• [How to complete this task] Reading the records below, how many lines contain "true"? Respond with a number and nothing else.

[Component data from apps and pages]
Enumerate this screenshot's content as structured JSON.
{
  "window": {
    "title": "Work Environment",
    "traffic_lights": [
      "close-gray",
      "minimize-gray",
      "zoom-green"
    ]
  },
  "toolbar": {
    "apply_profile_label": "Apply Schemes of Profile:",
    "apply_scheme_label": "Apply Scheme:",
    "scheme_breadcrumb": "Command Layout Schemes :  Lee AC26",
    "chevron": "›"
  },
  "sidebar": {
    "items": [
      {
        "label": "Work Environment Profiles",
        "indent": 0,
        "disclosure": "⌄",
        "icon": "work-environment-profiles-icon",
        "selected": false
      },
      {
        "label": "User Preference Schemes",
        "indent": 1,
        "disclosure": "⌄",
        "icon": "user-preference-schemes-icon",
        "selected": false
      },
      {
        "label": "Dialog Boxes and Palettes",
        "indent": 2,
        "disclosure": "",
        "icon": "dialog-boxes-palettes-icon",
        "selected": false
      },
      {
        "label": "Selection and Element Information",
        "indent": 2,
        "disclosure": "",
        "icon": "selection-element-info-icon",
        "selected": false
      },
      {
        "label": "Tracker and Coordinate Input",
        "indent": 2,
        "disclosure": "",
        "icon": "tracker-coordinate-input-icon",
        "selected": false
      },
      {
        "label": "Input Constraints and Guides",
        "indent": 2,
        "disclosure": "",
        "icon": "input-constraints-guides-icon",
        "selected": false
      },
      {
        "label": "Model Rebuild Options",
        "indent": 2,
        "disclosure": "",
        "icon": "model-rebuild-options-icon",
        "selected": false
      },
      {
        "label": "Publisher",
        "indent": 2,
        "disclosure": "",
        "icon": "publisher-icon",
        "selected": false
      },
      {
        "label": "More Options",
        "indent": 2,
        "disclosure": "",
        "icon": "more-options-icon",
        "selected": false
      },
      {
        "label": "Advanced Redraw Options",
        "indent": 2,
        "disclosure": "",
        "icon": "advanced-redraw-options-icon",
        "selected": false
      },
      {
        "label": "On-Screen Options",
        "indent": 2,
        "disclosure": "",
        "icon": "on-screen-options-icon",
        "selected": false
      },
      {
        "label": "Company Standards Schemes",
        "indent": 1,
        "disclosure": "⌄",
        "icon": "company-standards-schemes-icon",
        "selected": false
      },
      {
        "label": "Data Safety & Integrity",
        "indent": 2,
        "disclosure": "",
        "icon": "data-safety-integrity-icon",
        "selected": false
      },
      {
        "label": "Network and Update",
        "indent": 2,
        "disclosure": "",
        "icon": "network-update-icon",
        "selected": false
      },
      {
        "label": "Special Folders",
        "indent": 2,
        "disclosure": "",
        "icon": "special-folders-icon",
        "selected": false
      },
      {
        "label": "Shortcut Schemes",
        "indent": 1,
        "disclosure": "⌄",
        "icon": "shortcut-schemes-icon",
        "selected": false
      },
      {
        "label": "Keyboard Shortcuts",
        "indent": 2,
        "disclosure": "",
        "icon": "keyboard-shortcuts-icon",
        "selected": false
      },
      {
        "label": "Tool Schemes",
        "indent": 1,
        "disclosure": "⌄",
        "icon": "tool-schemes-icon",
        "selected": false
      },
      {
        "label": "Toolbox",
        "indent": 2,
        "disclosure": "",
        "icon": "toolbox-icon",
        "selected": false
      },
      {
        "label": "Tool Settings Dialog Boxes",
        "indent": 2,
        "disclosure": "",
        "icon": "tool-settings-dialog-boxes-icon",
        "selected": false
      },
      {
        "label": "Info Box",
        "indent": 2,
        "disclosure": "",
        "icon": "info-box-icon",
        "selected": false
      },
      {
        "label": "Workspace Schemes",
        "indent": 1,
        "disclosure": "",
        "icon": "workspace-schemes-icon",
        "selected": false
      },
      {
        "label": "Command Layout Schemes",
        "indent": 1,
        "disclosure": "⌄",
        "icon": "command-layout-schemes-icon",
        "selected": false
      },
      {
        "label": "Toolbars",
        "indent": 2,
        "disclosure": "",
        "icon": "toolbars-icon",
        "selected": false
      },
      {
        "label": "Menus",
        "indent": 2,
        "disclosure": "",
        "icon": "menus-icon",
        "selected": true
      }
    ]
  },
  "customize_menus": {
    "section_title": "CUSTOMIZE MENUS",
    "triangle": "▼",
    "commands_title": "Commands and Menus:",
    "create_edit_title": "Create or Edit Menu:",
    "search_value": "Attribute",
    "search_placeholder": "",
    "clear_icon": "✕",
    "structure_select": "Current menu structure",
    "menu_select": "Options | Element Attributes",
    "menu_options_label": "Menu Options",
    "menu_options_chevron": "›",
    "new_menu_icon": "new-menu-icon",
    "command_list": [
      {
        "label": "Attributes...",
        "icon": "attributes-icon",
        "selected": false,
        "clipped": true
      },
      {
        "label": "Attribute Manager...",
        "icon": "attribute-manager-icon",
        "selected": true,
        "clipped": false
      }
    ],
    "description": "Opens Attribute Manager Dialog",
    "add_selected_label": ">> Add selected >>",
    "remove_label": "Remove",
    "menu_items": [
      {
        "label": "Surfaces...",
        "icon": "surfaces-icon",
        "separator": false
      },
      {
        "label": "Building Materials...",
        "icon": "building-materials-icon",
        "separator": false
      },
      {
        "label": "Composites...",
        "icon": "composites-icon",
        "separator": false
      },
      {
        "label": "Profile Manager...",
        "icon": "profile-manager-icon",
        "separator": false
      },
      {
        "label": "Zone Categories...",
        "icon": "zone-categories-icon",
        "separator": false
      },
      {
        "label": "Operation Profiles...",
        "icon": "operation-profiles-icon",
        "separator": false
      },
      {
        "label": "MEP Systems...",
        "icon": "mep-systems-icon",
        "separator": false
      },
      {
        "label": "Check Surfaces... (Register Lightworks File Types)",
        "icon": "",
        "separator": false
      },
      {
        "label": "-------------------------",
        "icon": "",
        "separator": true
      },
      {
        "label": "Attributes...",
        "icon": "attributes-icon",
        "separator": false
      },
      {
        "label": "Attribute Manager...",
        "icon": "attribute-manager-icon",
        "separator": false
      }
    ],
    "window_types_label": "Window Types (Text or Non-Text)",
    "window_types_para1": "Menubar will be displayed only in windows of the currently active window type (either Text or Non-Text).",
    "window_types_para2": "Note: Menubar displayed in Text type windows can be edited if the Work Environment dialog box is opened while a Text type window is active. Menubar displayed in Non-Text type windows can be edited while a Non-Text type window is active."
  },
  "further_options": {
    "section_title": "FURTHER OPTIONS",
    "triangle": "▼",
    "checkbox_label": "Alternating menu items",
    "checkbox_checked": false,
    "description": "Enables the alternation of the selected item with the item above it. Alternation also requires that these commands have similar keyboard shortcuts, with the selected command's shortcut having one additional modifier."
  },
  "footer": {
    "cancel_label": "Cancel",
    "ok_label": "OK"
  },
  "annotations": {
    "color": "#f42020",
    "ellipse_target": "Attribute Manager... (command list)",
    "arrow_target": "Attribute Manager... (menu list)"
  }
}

• [Finished task] 4